● PROBLEM: Go over the data and keep only the lines that include "true".

● Component data from apps and pages:

........

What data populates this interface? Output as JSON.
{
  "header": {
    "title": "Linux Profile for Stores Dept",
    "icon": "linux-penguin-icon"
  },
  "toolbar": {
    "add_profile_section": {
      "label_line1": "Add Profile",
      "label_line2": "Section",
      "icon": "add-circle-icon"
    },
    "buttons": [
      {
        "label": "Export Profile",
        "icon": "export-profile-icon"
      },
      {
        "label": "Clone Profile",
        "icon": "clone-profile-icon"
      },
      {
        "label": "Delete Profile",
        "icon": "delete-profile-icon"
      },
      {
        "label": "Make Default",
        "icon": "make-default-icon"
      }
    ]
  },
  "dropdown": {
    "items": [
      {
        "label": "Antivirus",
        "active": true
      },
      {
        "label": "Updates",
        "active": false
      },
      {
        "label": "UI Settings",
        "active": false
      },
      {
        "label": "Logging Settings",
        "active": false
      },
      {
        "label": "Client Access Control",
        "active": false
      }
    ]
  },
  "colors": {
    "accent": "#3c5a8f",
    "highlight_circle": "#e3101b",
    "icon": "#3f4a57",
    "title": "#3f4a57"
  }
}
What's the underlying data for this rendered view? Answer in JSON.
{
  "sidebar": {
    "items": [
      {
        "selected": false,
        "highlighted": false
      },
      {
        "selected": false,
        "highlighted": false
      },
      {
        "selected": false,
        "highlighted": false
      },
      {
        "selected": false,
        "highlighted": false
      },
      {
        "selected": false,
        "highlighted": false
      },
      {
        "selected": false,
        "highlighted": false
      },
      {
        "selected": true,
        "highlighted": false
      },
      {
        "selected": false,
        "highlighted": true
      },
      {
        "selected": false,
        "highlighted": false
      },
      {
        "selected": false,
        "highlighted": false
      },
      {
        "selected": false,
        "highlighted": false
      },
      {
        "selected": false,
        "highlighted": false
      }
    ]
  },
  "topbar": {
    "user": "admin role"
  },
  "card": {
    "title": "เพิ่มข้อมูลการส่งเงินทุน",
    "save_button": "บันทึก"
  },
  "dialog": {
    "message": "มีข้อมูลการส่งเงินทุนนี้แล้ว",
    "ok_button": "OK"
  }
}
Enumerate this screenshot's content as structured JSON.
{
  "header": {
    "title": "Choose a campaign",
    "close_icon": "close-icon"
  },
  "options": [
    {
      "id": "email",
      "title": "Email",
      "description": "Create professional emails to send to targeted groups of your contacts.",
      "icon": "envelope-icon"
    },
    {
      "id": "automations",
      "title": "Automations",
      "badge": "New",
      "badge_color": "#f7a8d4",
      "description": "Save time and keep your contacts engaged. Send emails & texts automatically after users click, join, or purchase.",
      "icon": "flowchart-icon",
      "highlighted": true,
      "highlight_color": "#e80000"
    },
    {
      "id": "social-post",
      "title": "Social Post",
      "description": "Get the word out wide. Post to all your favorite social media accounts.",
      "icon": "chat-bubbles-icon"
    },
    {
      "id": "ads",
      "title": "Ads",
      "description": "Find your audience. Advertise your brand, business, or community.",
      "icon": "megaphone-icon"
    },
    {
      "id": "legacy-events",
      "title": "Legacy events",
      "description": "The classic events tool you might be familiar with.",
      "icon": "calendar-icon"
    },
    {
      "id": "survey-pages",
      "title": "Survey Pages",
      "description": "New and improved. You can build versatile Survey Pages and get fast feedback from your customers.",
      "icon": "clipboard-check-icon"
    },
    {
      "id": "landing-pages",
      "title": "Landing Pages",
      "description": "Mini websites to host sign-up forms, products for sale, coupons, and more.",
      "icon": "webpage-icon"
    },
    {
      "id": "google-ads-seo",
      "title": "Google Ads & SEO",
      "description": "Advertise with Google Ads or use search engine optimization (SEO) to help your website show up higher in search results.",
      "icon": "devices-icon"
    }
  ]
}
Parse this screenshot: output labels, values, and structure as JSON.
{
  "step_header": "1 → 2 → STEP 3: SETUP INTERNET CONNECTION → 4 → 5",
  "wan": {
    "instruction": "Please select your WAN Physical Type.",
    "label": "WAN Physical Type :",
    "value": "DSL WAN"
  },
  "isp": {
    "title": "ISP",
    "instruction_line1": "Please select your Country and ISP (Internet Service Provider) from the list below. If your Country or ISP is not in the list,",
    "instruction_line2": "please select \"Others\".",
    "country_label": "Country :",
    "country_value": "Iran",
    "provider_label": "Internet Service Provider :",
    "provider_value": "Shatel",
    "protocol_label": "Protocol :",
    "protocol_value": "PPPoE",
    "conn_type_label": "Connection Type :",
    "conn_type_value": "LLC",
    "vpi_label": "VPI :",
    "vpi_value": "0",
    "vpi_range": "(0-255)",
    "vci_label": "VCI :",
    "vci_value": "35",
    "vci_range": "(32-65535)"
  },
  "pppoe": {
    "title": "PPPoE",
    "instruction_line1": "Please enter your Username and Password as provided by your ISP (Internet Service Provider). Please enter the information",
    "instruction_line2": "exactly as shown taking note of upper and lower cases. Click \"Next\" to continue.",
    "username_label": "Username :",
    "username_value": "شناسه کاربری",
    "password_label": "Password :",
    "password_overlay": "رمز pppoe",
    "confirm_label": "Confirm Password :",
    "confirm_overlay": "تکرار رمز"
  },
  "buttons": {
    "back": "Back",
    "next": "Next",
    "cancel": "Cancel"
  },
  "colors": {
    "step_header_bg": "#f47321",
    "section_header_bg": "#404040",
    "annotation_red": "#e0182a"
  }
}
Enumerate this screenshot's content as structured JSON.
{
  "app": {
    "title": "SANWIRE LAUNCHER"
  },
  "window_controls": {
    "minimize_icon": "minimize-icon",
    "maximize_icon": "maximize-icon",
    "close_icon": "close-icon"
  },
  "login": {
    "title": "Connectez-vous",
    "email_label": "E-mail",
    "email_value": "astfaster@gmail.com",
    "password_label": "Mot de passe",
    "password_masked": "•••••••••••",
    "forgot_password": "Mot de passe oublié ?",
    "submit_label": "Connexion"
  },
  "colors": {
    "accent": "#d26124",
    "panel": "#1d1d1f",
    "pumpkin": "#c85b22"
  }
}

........

● RESULT OF THIS TASK:
        "active": true
        "selected": true,
        "highlighted": true
      "highlighted": true,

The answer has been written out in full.